The reduced number of days requiring a commute to work and the need for a bigger home to accommodate a dedicated workspace has also shifted the balance in decisions by office workers about where to live. In a direct reversal of the trend of recent decades towards living in or close to the city centre to access its employment opportunities, there is now a movement away from the inner suburbs to regional locations where there is greater value for money in housing and closer access to nature.
The outer suburbs have traditionally provided more affordable housing for lower income workers. Census data shows that socio-economic disadvantage generally increases with distance from the CBD (see Figure 2). Outer suburbs are also generally less well served with local amenities.

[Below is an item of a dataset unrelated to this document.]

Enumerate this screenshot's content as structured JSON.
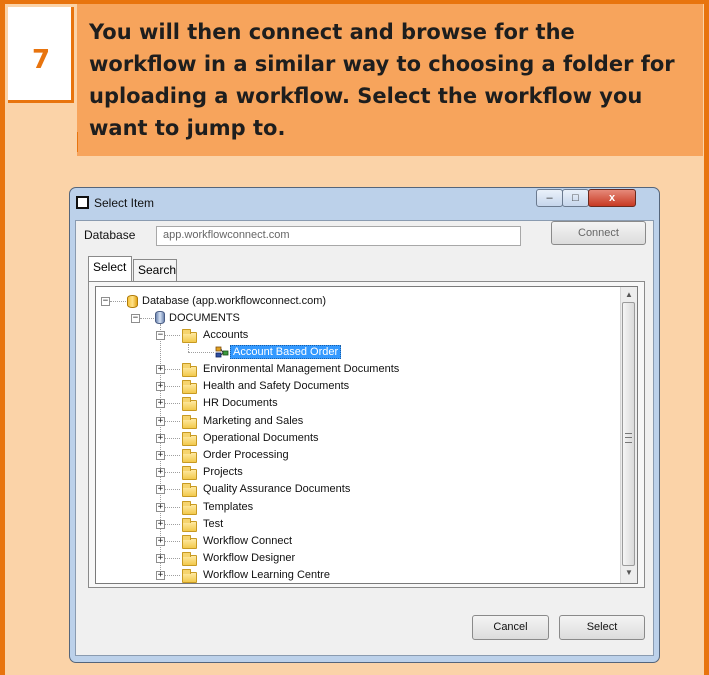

The outer suburbs have not been directly affected by Covid restrictions to the same extent as the inner-city because of their more diversified employment offer. However, their affordability is at risk from encroachments by:

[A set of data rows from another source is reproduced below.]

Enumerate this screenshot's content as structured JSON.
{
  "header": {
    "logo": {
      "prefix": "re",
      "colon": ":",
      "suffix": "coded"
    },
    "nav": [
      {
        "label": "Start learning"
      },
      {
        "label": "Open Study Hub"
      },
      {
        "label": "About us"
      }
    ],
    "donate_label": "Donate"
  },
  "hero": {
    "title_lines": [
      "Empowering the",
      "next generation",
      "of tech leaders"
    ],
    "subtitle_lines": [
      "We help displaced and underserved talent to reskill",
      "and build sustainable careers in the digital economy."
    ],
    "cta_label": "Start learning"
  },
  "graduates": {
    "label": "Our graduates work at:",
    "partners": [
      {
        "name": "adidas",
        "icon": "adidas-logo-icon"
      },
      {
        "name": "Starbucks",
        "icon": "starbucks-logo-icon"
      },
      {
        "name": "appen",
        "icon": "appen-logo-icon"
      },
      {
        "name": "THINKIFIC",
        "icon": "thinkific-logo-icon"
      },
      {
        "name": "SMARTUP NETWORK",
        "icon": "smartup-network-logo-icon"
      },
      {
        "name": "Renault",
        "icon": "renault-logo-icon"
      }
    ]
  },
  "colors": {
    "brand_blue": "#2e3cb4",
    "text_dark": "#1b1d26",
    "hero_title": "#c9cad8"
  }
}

- the CBD service worker ‘underclass’ looking for work and more affordable housing;
- office workers seeking larger homes and gardens; and
- first home buyers taking advantage of increased government support.
As a result, outer suburbanites already at the bottom of the economic ladder may find the going tougher in a post-Covid city.
The current state of flux presents an opportunity to reimagine the spatial distribution of employment and services, and transport planning which preferences selected locations. The current geography of disadvantage was created by the historic need for office workers to work in the CBD, creating a steep escalation of house prices towards the centre of the city and resulting in a matching concentration of consumer services. If office workers can live-work anywhere, can they be encouraged to spread out more uniformly across the city (and nearby towns), flattening the differences in house prices and sharing their demand for consumer services more evenly? Could this generate a more equitable city for all?
Andrew, J., Baker, M., Guthrie, J., & Sardesai, M. (2020). Australia’s COVID-19 public budgeting response: the straitjacket of neoliberalism. Journal of Public Budgeting, Accounting & Financial Management, Vol. 32 No. 5, pp. 759-770.
Grodach, C., Martin, D., Gower, A., Kamruzzamman, L., Silwai, D., & Truong, D. (2020). Navigating economic uncertainity in post COVID cities. Melbourne.